The Shoei Kisen Kaisha-owned containership that blocked the Suez Canal for six days in March looks set to remain detained at anchorage for at least another week.

Its continued hold-up in the waterway's Great Bitter Lake comes despite the recent announcement of a compensation settlement.

Suez Canal Authority (SCA) chairman Osama Rabie indicated to Egypt's DMC television station that an agreement in principle would be formalised in line with Egyptian law by around 1 July, allowing the 20,388-teu Ever Given (built 2018) to be released.

Cargo claims handlers also expected the vessel to be freed around the same time.

However, cargo interests told TradeWinds they now expect there is still some way to go before the agreement is wrapped up and payment to the SCA is arranged.

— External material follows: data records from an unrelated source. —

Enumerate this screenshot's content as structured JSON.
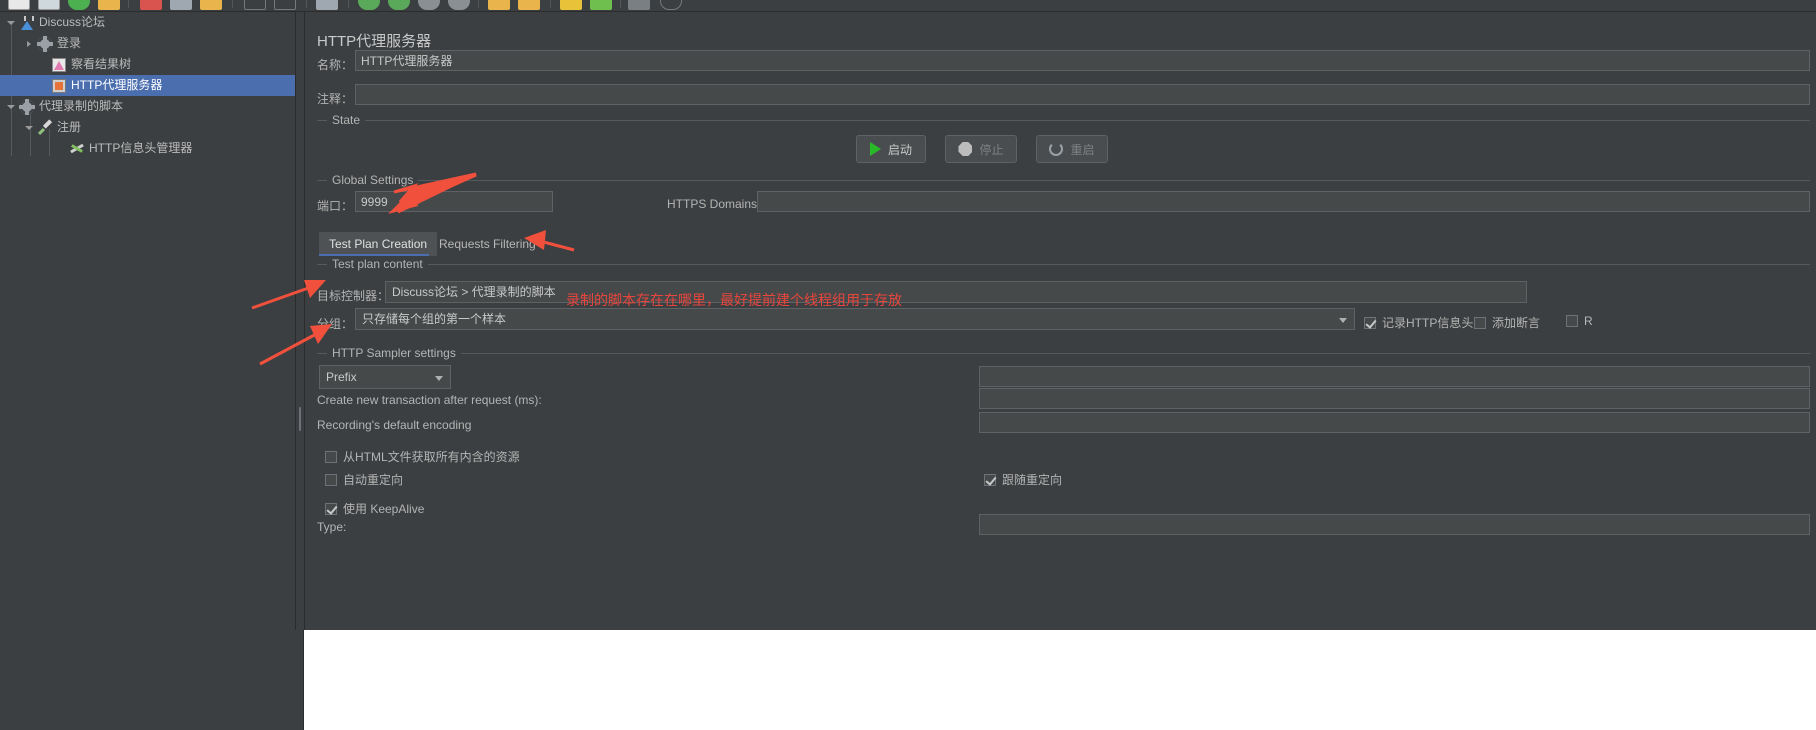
{
  "toolbar": {
    "icons": [
      "new-icon",
      "template-icon",
      "open-icon",
      "save-icon",
      "cut-icon",
      "copy-icon",
      "paste-icon",
      "expand-icon",
      "collapse-icon",
      "toggle-icon",
      "start-icon",
      "start-no-pause-icon",
      "stop-icon",
      "shutdown-icon",
      "clear-icon",
      "clear-all-icon",
      "search-icon",
      "reset-search-icon",
      "function-helper-icon",
      "help-icon"
    ]
  },
  "tree": {
    "items": [
      {
        "label": "Discuss论坛",
        "icon": "test-plan-icon",
        "depth": 0,
        "twisty": "open",
        "selected": false
      },
      {
        "label": "登录",
        "icon": "thread-group-icon",
        "depth": 1,
        "twisty": "closed",
        "selected": false
      },
      {
        "label": "察看结果树",
        "icon": "view-results-tree-icon",
        "depth": 1,
        "twisty": "none",
        "selected": false
      },
      {
        "label": "HTTP代理服务器",
        "icon": "http-proxy-server-icon",
        "depth": 1,
        "twisty": "none",
        "selected": true
      },
      {
        "label": "代理录制的脚本",
        "icon": "thread-group-icon",
        "depth": 0,
        "twisty": "open",
        "selected": false
      },
      {
        "label": "注册",
        "icon": "recording-controller-icon",
        "depth": 1,
        "twisty": "open",
        "selected": false
      },
      {
        "label": "HTTP信息头管理器",
        "icon": "header-manager-icon",
        "depth": 2,
        "twisty": "none",
        "selected": false
      }
    ]
  },
  "panel": {
    "title": "HTTP代理服务器",
    "name_label": "名称：",
    "name_value": "HTTP代理服务器",
    "comment_label": "注释：",
    "comment_value": "",
    "state_group": "State",
    "buttons": {
      "start": "启动",
      "stop": "停止",
      "restart": "重启"
    },
    "global_settings_group": "Global Settings",
    "port_label": "端口：",
    "port_value": "9999",
    "https_domains_label": "HTTPS Domains:",
    "https_domains_value": "",
    "tabs": [
      {
        "label": "Test Plan Creation",
        "active": true
      },
      {
        "label": "Requests Filtering",
        "active": false
      }
    ],
    "test_plan_content_group": "Test plan content",
    "target_controller_label": "目标控制器：",
    "target_controller_value": "Discuss论坛 > 代理录制的脚本",
    "grouping_label": "分组：",
    "grouping_value": "只存储每个组的第一个样本",
    "checkboxes_row": [
      {
        "label": "记录HTTP信息头",
        "checked": true
      },
      {
        "label": "添加断言",
        "checked": false
      },
      {
        "label": "R",
        "checked": false
      }
    ],
    "http_sampler_group": "HTTP Sampler settings",
    "prefix_select_value": "Prefix",
    "prefix_value": "",
    "transaction_label": "Create new transaction after request (ms):",
    "transaction_value": "",
    "encoding_label": "Recording's default encoding",
    "encoding_value": "",
    "options": [
      {
        "label": "从HTML文件获取所有内含的资源",
        "checked": false
      },
      {
        "label": "自动重定向",
        "checked": false
      },
      {
        "label": "使用 KeepAlive",
        "checked": true
      }
    ],
    "follow_redirects": {
      "label": "跟随重定向",
      "checked": true
    },
    "type_label": "Type:",
    "type_value": ""
  },
  "annotations": [
    {
      "text": "录制的脚本存在在哪里，最好提前建个线程组用于存放"
    }
  ],
  "colors": {
    "background": "#3c3f41",
    "selection": "#4b6eaf",
    "accent_red": "#e8453c",
    "text": "#b4b4b4",
    "input_bg": "#45494a",
    "border": "#5e6264",
    "play_green": "#29b929"
  }
}
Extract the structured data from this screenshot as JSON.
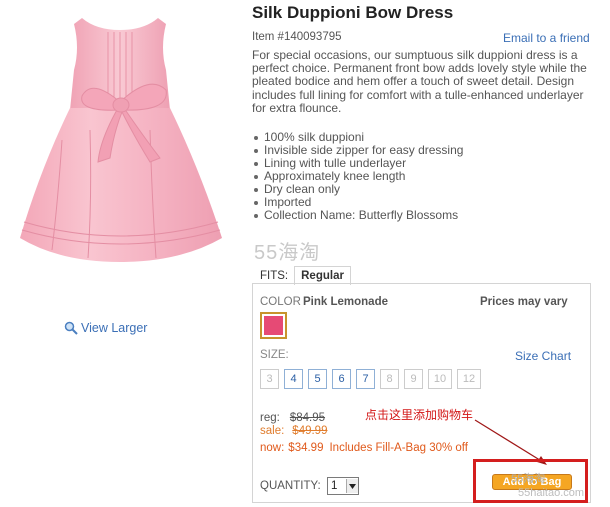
{
  "product": {
    "title": "Silk Duppioni Bow Dress",
    "item_number": "Item #140093795",
    "email_link": "Email to a friend",
    "description": "For special occasions, our sumptuous silk duppioni dress is a perfect choice. Permanent front bow adds lovely style while the pleated bodice and hem offer a touch of sweet detail. Design includes full lining for comfort with a tulle-enhanced underlayer for extra flounce.",
    "features": [
      "100% silk duppioni",
      "Invisible side zipper for easy dressing",
      "Lining with tulle underlayer",
      "Approximately knee length",
      "Dry clean only",
      "Imported",
      "Collection Name: Butterfly Blossoms"
    ],
    "view_larger": "View Larger",
    "image_icon": "magnifier-icon"
  },
  "watermark": {
    "logo_digits": "55",
    "logo_text": "海淘",
    "corner_top": "55海淘",
    "corner_bottom": "55haitao.com"
  },
  "tabs": {
    "fits_label": "FITS:",
    "regular_label": "Regular"
  },
  "options": {
    "color_label": "COLOR",
    "color_name": "Pink Lemonade",
    "prices_vary": "Prices may vary",
    "swatch_color": "#e64a75",
    "size_label": "SIZE:",
    "size_chart": "Size Chart",
    "sizes": [
      "3",
      "4",
      "5",
      "6",
      "7",
      "8",
      "9",
      "10",
      "12"
    ]
  },
  "pricing": {
    "reg_label": "reg:",
    "reg_value": "$84.95",
    "sale_label": "sale:",
    "sale_value": "$49.99",
    "now_label": "now:",
    "now_value": "$34.99",
    "now_note": "Includes Fill-A-Bag 30% off"
  },
  "annotation": {
    "text": "点击这里添加购物车"
  },
  "quantity": {
    "label": "QUANTITY:",
    "value": "1"
  },
  "add_to_bag": {
    "label": "Add to Bag"
  },
  "colors": {
    "dress_pink": "#f6b8c6",
    "link_blue": "#3b6fb6",
    "sale_orange": "#e07c2c",
    "annotation_red": "#d31818",
    "button_orange": "#f5a623"
  }
}
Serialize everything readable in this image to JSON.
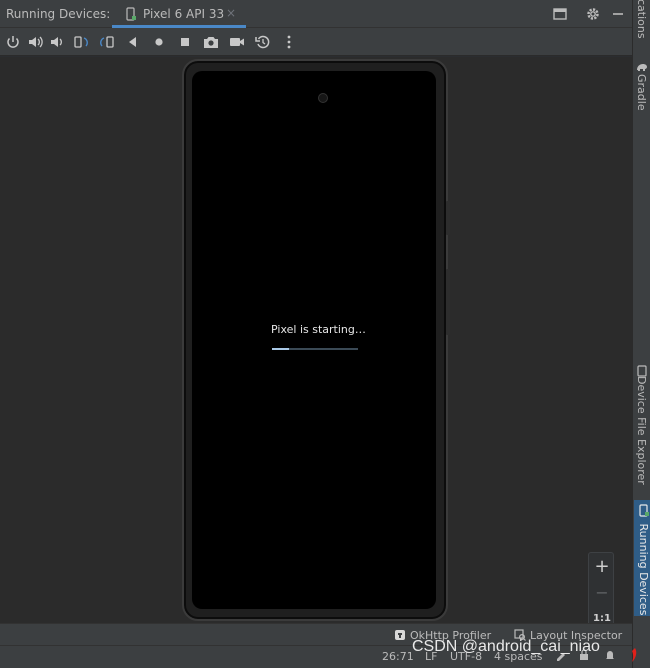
{
  "header": {
    "title": "Running Devices:",
    "tab_label": "Pixel 6 API 33",
    "tab_close": "×"
  },
  "toolbar": {
    "icons": [
      "power-icon",
      "volume-up-icon",
      "volume-down-icon",
      "rotate-left-icon",
      "rotate-right-icon",
      "back-icon",
      "home-icon",
      "overview-icon",
      "screenshot-icon",
      "screen-record-icon",
      "snapshot-icon",
      "more-icon"
    ]
  },
  "device": {
    "boot_text": "Pixel is starting…",
    "progress": 0.2
  },
  "zoom": {
    "zoom_in": "+",
    "zoom_out": "−",
    "actual_size": "1:1"
  },
  "right_strip": {
    "notifications": "cations",
    "gradle": "Gradle",
    "device_file_explorer": "Device File Explorer",
    "running_devices": "Running Devices"
  },
  "bottom_tools": {
    "okhttp_profiler": "OkHttp Profiler",
    "layout_inspector": "Layout Inspector"
  },
  "status": {
    "position": "26:71",
    "line_sep": "LF",
    "encoding": "UTF-8",
    "indent": "4 spaces"
  },
  "watermark": "CSDN @android_cai_niao",
  "colors": {
    "accent": "#4a88c7",
    "panel": "#3c3f41",
    "background": "#2b2b2b",
    "screen": "#000000"
  }
}
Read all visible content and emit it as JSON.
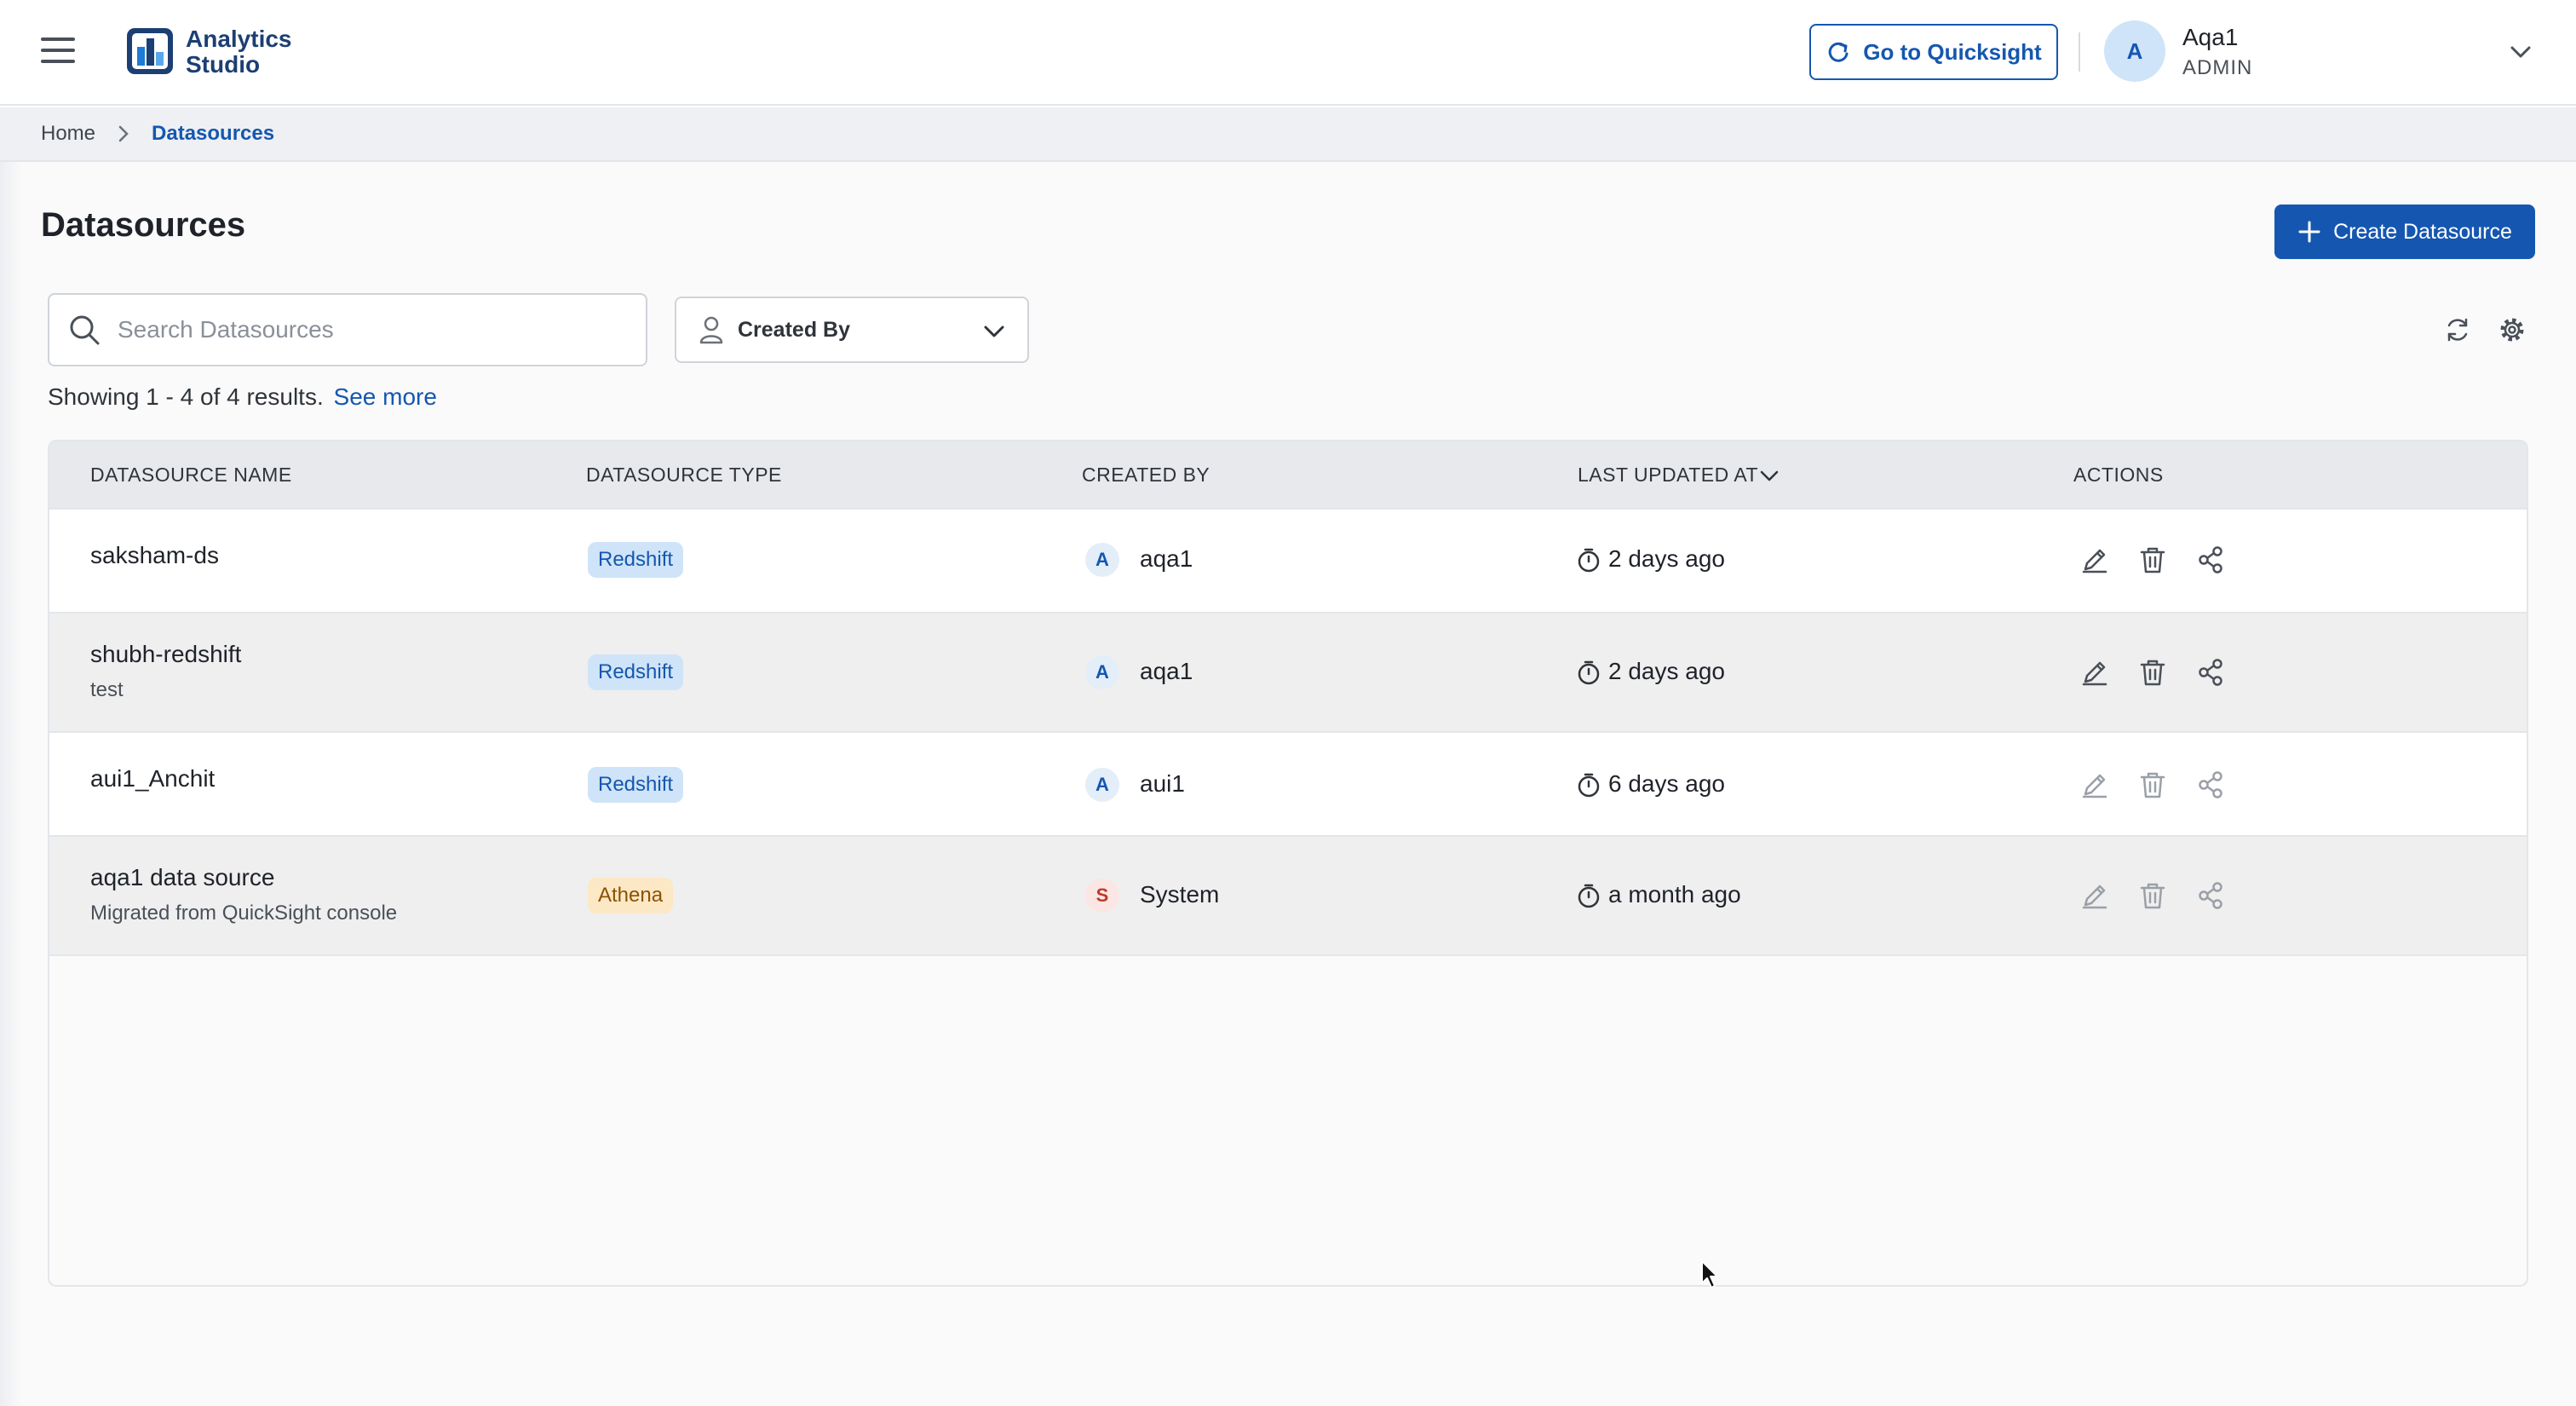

It will be at least another 10 days before the ship is likely to be allowed to depart, they suggest.

The delay in the Ever Given's release means it will be likely be the middle of July before 18,000-teu of cargo aboard will be released at the next scheduled port of call in Rotterdam.

The grounding closed the waterway for six days causing disruption to world trade.

The vessel's insurers recently announced that a settlement had been agreed without disclosing the terms.

The financial settlement will largely be met by Shoei Kisen Kaisha's Japanese hull and machinery insurers, led by Tokyo-based Mitsui Sumitomo Insurance Group, with a proportion also met by its protection and indemnity insurer the UK P&I Club.

In a related development news agency Bloomberg recently reported that evidence was submitted to Egyptian court proceedings of an argument between the two SCA pilots on board the ship. The pilots disagreed on how to navigate the vessel in strong winds which caused the ship to veer to port and starboard.

An order to sail the vessel at 13 knots, exceeding the Suez Canal’s eight knot speed limit, was given by the pilot to correct the ship before it grounded.

It appears from the report that the vessel’s insurers could have grounds to legally contest the SCA’s compensation claim.

However, legal sources said the terms and conditions for vessels transiting the Suez Canal would have made it very difficult for insurers to legally pin any liability on the SCA.

The SCA has pointed to its Navigation Book of Rules, which specifies the speed limits in the canal, and says exceeding the speed is “the sole responsibility of the ship master”.